Governor Lamont Directs Flags To Half-Staff Wednesday for Pearl Harbor Remembrance Day
Pearl Harbor Memorial Bridge in New Haven Will Be Illuminated Red, White, and Blue on the Nights of December 6 and 7
(HARTFORD, CT) – Governor Ned Lamont today announced that he is directing U.S. and State of Connecticut flags to be lowered to half-staff from sunrise to sunset on Wednesday, December 7, 2022, in recognition of National Pearl Harbor Remembrance Day. The observance honors the lives lost in the attack on Pearl Harbor in 1941. Accordingly, since no flag should fly higher than the U.S. flag, all other flags – including state, municipal, corporate, or otherwise – should also be lowered during this same duration of time.

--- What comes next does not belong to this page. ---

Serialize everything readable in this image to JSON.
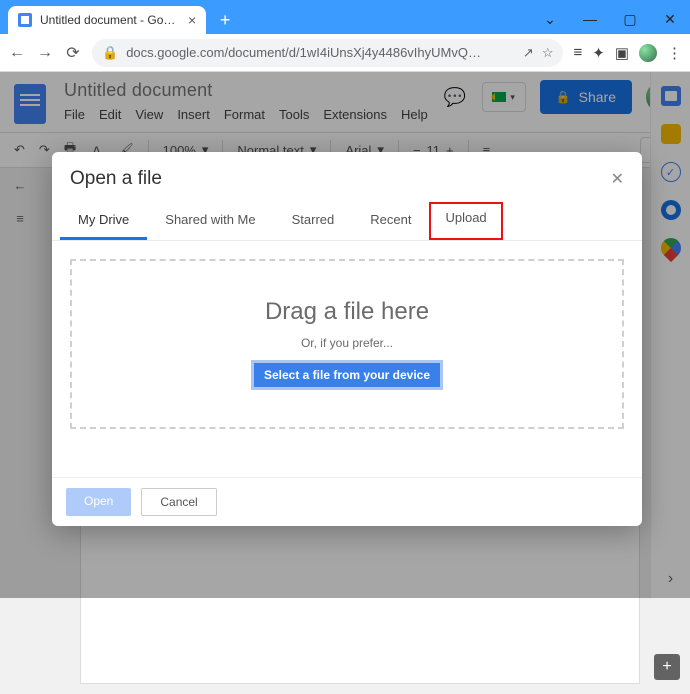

In addition, Governor Lamont announced that the Pearl Harbor Memorial Bridge in New Haven – informally known by many as the Q Bridge – will be illuminated in red, white, and blue lights on the evenings of Tuesday, December 6, and Wednesday, December 7. Beacons will project light upward from the bridge towers from sunset through the early morning hours. The bridge is named in honor of those who served during the attack.
Governor Lamont said, “We are forever grateful for the military heroes who fought on behalf of our country during the battle at Pearl Harbor and throughout World War II. The attack on Pearl Harbor is one of the darkest moments in our nation’s history, and we honor the thousands of service members and civilians who were killed on that tragic day. I urge all Connecticut residents to reflect on the sacrifices made by the Greatest Generation during World War II and everything they have provided to the United States.”
Lt. Governor Bysiewicz said, “On this 81st anniversary of the attack on Pearl Harbor, we honor the more than 2,400 who lost their lives, including those from Connecticut. We salute the military heroes of World War II whose unwavering service and bravery on that infamous day continues to inspire generations. We will always be indebted to the men and women who valiantly fought in this battle, and in the war that changed the course of American history.”